[Interface dataset entries]
-------------------------

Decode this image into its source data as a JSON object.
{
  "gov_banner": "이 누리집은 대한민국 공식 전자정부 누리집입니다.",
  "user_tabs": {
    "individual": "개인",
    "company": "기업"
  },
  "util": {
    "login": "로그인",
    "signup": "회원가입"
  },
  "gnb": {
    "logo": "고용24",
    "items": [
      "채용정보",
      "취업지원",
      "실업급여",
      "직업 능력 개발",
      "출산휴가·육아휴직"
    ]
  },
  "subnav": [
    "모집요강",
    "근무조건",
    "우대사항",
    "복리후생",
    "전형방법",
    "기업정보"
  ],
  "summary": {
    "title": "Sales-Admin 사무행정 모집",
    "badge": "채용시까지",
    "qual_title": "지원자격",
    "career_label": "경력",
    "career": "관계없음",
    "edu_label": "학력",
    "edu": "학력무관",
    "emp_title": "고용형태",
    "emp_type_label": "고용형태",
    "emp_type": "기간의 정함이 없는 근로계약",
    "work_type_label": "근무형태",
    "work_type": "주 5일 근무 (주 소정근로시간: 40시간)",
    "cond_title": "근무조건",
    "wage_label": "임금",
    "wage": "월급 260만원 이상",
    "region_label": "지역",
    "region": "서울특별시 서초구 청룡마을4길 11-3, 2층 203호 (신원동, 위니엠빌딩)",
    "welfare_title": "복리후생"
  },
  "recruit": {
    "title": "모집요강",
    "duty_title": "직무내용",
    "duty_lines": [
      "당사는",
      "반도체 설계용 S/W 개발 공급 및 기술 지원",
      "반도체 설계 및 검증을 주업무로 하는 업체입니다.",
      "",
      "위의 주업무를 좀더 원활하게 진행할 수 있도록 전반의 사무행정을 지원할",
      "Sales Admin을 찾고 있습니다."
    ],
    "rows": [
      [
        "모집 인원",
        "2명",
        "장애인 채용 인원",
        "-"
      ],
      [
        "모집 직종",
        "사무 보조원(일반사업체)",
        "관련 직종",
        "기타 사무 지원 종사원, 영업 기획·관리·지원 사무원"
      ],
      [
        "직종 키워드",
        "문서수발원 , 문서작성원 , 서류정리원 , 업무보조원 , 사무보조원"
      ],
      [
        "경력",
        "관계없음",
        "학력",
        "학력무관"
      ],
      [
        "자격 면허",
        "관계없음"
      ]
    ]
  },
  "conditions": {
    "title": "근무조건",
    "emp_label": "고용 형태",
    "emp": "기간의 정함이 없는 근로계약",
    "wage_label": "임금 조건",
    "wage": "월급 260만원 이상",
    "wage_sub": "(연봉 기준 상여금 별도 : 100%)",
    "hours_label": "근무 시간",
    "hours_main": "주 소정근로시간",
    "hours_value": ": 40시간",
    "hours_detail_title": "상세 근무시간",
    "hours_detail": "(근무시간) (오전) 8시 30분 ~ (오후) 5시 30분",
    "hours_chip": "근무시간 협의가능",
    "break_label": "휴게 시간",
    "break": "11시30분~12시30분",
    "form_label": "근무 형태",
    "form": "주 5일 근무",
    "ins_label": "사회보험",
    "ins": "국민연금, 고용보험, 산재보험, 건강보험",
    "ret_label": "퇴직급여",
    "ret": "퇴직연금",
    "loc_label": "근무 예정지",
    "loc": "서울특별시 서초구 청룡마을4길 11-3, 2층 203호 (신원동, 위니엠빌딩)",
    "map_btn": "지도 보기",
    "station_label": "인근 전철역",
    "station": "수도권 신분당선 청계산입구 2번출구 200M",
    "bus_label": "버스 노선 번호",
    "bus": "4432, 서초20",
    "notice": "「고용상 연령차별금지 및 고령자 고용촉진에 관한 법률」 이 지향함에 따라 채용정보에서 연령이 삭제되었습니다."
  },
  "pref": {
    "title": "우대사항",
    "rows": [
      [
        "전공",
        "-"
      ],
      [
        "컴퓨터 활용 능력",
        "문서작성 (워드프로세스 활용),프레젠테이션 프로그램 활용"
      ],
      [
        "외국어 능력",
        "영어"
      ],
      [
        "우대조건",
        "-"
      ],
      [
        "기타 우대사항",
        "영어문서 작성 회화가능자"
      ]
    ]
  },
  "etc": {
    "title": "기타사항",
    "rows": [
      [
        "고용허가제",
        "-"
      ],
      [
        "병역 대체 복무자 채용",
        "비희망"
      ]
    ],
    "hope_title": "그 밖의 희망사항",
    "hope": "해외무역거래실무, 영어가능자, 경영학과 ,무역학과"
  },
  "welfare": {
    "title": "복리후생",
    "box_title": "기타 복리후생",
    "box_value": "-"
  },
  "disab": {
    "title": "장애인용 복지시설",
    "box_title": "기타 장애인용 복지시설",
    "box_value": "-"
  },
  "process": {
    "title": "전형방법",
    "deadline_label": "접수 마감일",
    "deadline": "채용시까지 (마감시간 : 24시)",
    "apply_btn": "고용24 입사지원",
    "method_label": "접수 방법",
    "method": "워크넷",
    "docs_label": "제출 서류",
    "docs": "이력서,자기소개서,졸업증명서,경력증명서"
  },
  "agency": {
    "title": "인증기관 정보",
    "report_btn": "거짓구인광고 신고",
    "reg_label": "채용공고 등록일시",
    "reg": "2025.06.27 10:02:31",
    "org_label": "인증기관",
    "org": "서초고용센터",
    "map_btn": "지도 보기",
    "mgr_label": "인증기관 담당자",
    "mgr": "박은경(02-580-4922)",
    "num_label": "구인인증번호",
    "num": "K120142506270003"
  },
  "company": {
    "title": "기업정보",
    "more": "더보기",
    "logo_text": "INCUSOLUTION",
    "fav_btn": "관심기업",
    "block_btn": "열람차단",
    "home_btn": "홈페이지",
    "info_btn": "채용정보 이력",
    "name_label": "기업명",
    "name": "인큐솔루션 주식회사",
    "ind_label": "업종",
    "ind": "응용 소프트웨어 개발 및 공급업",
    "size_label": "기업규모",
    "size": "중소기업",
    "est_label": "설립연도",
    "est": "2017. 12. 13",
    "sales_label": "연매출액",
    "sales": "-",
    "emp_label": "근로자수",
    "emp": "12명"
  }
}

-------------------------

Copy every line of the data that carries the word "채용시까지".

● **OUTPUT OF THE TASK**:
    "badge": "채용시까지",
    "deadline": "채용시까지 (마감시간 : 24시)",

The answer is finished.